/---
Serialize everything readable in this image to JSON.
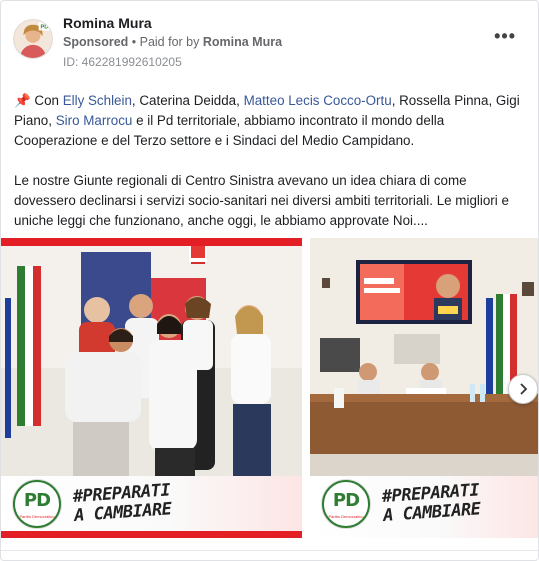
{
  "post": {
    "author": "Romina Mura",
    "sponsored": "Sponsored",
    "paid_for_prefix": " • Paid for by ",
    "paid_for_name": "Romina Mura",
    "ad_id": "ID: 462281992610205",
    "more_icon": "more-horizontal-icon"
  },
  "text": {
    "pin_icon": "📌",
    "p1_a": " Con ",
    "p1_link1": "Elly Schlein",
    "p1_b": ", Caterina Deidda, ",
    "p1_link2": "Matteo Lecis Cocco-Ortu",
    "p1_c": ", Rossella Pinna, Gigi Piano, ",
    "p1_link3": "Siro Marrocu",
    "p1_d": " e il Pd territoriale, abbiamo incontrato il mondo della Cooperazione e del Terzo settore e i Sindaci del Medio Campidano.",
    "p2": "Le nostre Giunte regionali di Centro Sinistra avevano un idea chiara di come dovessero declinarsi i servizi socio-sanitari nei diversi ambiti territoriali. Le migliori e uniche leggi che funzionano, anche oggi, le abbiamo approvate Noi...."
  },
  "carousel": {
    "slides": [
      {
        "slogan_line1": "#PREPARATI",
        "slogan_line2": "A CAMBIARE",
        "logo_text": "PD",
        "logo_sub": "Partito Democratico"
      },
      {
        "slogan_line1": "#PREPARATI",
        "slogan_line2": "A CAMBIARE",
        "logo_text": "PD",
        "logo_sub": "Partito Democratico"
      }
    ],
    "next_icon": "chevron-right-icon"
  },
  "colors": {
    "brand_red": "#e31e24",
    "brand_green": "#2e7d32",
    "link": "#385898"
  }
}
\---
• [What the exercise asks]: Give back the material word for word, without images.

• [Finished task]:
Serialize everything readable in this image to JSON.
{
  "post": {
    "author": "Romina Mura",
    "sponsored": "Sponsored",
    "paid_for_prefix": " • Paid for by ",
    "paid_for_name": "Romina Mura",
    "ad_id": "ID: 462281992610205",
    "more_icon": "more-horizontal-icon"
  },
  "text": {
    "pin_icon": "📌",
    "p1_a": " Con ",
    "p1_link1": "Elly Schlein",
    "p1_b": ", Caterina Deidda, ",
    "p1_link2": "Matteo Lecis Cocco-Ortu",
    "p1_c": ", Rossella Pinna, Gigi Piano, ",
    "p1_link3": "Siro Marrocu",
    "p1_d": " e il Pd territoriale, abbiamo incontrato il mondo della Cooperazione e del Terzo settore e i Sindaci del Medio Campidano.",
    "p2": "Le nostre Giunte regionali di Centro Sinistra avevano un idea chiara di come dovessero declinarsi i servizi socio-sanitari nei diversi ambiti territoriali. Le migliori e uniche leggi che funzionano, anche oggi, le abbiamo approvate Noi...."
  },
  "carousel": {
    "slides": [
      {
        "slogan_line1": "#PREPARATI",
        "slogan_line2": "A CAMBIARE",
        "logo_text": "PD",
        "logo_sub": "Partito Democratico"
      },
      {
        "slogan_line1": "#PREPARATI",
        "slogan_line2": "A CAMBIARE",
        "logo_text": "PD",
        "logo_sub": "Partito Democratico"
      }
    ],
    "next_icon": "chevron-right-icon"
  },
  "colors": {
    "brand_red": "#e31e24",
    "brand_green": "#2e7d32",
    "link": "#385898"
  }
}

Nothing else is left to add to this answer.